- [Exercise brief] If a line below includes the string "JSON", copy it.

- [Study material]
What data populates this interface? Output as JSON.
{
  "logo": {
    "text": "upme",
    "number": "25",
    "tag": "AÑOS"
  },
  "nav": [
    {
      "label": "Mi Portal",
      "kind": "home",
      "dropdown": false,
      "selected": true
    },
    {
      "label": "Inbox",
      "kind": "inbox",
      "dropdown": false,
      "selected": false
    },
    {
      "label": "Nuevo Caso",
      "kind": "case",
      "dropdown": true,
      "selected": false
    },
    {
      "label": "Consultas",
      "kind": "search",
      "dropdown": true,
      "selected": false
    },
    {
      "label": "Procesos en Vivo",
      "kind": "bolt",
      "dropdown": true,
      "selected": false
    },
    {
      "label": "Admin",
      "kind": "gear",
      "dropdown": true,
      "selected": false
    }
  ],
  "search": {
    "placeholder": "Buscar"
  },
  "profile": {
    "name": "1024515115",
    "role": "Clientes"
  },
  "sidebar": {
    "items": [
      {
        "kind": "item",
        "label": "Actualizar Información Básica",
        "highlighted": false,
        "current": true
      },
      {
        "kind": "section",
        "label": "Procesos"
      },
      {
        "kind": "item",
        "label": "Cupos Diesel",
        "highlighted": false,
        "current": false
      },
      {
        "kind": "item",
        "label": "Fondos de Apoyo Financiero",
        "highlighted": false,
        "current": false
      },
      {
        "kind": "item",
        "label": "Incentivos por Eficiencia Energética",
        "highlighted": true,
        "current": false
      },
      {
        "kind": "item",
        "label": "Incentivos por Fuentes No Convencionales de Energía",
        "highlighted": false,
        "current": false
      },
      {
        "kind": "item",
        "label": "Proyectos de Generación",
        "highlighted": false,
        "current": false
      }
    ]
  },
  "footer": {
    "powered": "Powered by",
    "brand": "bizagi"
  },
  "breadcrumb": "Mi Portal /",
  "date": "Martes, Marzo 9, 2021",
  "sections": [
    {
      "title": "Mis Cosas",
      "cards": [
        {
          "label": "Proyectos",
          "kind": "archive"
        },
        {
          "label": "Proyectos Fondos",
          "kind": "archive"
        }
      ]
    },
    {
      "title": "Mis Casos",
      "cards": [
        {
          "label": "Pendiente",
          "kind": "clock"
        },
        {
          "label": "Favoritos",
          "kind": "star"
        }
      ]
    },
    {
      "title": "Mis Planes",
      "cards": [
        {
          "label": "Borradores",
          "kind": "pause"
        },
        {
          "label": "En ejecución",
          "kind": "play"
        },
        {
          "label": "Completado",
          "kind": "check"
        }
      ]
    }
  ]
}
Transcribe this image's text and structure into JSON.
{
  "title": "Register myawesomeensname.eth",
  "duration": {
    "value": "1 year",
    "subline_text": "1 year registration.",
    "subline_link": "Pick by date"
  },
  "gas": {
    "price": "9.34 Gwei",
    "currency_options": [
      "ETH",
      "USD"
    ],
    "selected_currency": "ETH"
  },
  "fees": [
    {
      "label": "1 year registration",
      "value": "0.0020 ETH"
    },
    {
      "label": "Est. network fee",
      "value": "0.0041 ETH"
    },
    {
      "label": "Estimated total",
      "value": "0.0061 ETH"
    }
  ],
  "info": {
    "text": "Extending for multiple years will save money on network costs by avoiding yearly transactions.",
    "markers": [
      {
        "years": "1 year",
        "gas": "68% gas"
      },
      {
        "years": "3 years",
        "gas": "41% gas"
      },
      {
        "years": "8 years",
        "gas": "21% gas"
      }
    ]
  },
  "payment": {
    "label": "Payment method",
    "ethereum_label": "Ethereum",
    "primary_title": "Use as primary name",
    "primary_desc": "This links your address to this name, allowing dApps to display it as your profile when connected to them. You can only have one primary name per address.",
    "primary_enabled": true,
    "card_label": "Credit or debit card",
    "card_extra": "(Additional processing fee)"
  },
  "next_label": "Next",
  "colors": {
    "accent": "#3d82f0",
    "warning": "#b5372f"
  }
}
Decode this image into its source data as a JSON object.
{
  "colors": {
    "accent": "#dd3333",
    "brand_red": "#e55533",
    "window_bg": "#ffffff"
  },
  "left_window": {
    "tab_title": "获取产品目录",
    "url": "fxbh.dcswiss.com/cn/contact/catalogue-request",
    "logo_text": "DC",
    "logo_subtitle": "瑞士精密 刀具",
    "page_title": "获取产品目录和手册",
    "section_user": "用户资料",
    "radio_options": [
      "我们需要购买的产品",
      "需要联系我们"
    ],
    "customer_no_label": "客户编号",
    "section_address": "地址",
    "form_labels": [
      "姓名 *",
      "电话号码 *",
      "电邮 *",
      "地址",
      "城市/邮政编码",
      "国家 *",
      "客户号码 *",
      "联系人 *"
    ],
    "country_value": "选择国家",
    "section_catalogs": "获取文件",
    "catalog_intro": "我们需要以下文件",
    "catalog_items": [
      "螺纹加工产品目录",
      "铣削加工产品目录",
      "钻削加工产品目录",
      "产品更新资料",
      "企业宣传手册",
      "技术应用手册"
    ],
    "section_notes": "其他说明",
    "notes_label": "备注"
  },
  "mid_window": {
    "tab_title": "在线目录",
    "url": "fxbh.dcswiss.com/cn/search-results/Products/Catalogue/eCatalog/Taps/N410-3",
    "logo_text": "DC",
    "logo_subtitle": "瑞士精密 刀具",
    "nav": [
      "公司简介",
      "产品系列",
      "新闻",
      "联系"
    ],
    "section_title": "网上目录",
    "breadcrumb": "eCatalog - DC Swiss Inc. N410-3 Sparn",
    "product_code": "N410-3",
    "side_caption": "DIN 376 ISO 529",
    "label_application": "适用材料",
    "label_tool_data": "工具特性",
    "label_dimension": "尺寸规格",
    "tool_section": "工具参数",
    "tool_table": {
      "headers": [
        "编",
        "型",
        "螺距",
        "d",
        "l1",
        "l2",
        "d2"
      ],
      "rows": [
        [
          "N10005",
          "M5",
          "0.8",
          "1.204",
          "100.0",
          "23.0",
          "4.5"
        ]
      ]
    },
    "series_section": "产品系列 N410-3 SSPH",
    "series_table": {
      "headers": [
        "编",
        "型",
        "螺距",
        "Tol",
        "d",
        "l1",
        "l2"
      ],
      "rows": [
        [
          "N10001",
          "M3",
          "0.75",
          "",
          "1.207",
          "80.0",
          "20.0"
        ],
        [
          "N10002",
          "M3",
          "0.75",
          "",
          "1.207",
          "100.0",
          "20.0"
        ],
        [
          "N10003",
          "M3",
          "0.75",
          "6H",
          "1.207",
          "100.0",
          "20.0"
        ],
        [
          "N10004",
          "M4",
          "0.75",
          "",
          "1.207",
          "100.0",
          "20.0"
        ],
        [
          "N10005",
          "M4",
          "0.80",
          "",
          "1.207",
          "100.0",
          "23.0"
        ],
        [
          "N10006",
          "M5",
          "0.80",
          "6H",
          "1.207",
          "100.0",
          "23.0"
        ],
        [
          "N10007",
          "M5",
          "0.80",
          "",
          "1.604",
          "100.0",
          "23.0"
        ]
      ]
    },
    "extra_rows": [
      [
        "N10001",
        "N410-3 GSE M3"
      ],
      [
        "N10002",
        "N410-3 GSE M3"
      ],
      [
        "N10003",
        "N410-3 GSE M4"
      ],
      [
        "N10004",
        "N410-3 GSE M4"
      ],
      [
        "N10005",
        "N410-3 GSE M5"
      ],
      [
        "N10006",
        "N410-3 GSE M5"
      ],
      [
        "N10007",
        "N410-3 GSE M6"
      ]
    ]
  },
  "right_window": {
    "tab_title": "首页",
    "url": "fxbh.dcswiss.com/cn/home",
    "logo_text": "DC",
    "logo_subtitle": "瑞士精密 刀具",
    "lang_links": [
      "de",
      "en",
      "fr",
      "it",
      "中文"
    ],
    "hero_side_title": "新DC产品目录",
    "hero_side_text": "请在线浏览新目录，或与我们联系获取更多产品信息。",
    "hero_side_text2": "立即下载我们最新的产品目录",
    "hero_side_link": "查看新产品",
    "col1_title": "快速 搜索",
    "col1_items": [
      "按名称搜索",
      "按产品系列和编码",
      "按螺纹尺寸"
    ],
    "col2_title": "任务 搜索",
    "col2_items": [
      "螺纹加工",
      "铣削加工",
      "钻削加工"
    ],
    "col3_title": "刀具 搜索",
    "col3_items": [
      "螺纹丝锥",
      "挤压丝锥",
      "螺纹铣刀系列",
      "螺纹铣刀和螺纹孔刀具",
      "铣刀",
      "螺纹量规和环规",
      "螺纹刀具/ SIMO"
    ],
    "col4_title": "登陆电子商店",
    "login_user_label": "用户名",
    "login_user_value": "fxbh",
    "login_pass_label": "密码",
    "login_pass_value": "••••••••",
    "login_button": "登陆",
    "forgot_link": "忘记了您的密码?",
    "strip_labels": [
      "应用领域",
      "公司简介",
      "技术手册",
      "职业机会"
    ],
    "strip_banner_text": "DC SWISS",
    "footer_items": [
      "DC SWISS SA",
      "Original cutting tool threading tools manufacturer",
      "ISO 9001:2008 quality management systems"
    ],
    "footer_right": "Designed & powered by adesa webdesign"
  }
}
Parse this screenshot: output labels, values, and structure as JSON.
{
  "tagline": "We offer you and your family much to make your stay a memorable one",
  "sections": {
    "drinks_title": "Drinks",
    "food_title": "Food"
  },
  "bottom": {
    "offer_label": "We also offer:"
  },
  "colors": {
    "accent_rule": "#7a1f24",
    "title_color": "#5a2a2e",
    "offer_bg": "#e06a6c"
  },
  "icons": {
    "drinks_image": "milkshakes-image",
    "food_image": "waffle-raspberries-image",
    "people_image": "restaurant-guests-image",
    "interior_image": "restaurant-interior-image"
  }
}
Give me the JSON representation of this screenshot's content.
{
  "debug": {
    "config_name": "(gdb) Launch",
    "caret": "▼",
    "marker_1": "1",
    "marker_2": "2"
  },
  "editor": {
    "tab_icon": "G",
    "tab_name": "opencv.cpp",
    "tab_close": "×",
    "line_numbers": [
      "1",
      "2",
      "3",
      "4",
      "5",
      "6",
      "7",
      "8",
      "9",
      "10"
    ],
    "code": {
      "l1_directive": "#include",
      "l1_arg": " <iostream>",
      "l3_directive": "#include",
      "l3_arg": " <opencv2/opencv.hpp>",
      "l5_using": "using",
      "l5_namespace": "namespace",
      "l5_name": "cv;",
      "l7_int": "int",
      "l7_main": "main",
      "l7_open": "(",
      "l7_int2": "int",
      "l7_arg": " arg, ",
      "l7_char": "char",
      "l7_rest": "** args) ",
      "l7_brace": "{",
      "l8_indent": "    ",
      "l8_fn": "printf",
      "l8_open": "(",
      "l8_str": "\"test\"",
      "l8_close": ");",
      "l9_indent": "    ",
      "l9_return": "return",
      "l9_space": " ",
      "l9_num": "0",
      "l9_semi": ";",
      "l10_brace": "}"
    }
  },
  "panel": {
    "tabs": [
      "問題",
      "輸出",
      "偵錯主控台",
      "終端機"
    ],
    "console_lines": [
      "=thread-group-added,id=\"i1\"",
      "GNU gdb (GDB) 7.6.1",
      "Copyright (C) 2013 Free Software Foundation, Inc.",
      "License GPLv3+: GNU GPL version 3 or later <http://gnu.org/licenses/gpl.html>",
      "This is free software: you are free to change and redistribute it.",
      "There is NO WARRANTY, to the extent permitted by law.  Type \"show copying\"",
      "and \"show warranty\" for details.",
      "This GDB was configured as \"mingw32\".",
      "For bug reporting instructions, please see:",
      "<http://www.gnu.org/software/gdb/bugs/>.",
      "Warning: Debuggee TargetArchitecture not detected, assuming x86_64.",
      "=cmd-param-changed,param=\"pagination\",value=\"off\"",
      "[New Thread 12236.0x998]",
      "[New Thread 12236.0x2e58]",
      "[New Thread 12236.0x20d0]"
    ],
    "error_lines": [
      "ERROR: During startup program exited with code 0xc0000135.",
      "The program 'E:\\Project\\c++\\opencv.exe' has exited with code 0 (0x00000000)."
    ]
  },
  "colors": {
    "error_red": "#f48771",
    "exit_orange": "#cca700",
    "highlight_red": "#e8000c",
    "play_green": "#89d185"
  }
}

- [Task solution]
What data populates this interface? Output as JSON.
Transcribe this image's text and structure into JSON.
Decode this image into its source data as a JSON object.
Parse this screenshot: output labels, values, and structure as JSON.
Give me the JSON representation of this screenshot's content.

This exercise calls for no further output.